[Component data from apps and pages]
=== Begin Enclosure ===
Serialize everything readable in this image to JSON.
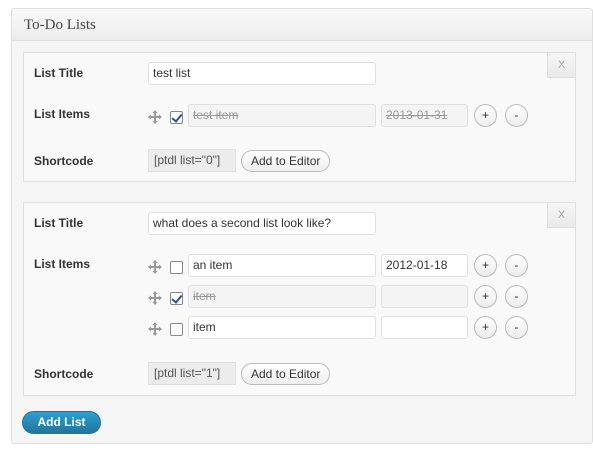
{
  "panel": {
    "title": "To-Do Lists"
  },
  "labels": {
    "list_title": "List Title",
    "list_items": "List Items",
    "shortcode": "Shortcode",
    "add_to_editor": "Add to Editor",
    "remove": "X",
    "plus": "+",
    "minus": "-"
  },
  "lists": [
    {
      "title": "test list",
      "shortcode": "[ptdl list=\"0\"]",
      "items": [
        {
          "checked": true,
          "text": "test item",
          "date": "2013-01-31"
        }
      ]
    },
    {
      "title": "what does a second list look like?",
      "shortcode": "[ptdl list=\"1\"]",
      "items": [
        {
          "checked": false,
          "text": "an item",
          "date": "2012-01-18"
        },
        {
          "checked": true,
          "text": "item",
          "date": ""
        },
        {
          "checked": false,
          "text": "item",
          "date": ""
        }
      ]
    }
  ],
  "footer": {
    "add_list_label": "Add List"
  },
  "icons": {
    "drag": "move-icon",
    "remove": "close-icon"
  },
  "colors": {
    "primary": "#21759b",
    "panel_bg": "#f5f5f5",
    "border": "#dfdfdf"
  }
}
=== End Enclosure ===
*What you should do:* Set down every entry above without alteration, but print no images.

*Solution for this exercise:*
Serialize everything readable in this image to JSON.
{
  "panel": {
    "title": "To-Do Lists"
  },
  "labels": {
    "list_title": "List Title",
    "list_items": "List Items",
    "shortcode": "Shortcode",
    "add_to_editor": "Add to Editor",
    "remove": "X",
    "plus": "+",
    "minus": "-"
  },
  "lists": [
    {
      "title": "test list",
      "shortcode": "[ptdl list=\"0\"]",
      "items": [
        {
          "checked": true,
          "text": "test item",
          "date": "2013-01-31"
        }
      ]
    },
    {
      "title": "what does a second list look like?",
      "shortcode": "[ptdl list=\"1\"]",
      "items": [
        {
          "checked": false,
          "text": "an item",
          "date": "2012-01-18"
        },
        {
          "checked": true,
          "text": "item",
          "date": ""
        },
        {
          "checked": false,
          "text": "item",
          "date": ""
        }
      ]
    }
  ],
  "footer": {
    "add_list_label": "Add List"
  },
  "icons": {
    "drag": "move-icon",
    "remove": "close-icon"
  },
  "colors": {
    "primary": "#21759b",
    "panel_bg": "#f5f5f5",
    "border": "#dfdfdf"
  }
}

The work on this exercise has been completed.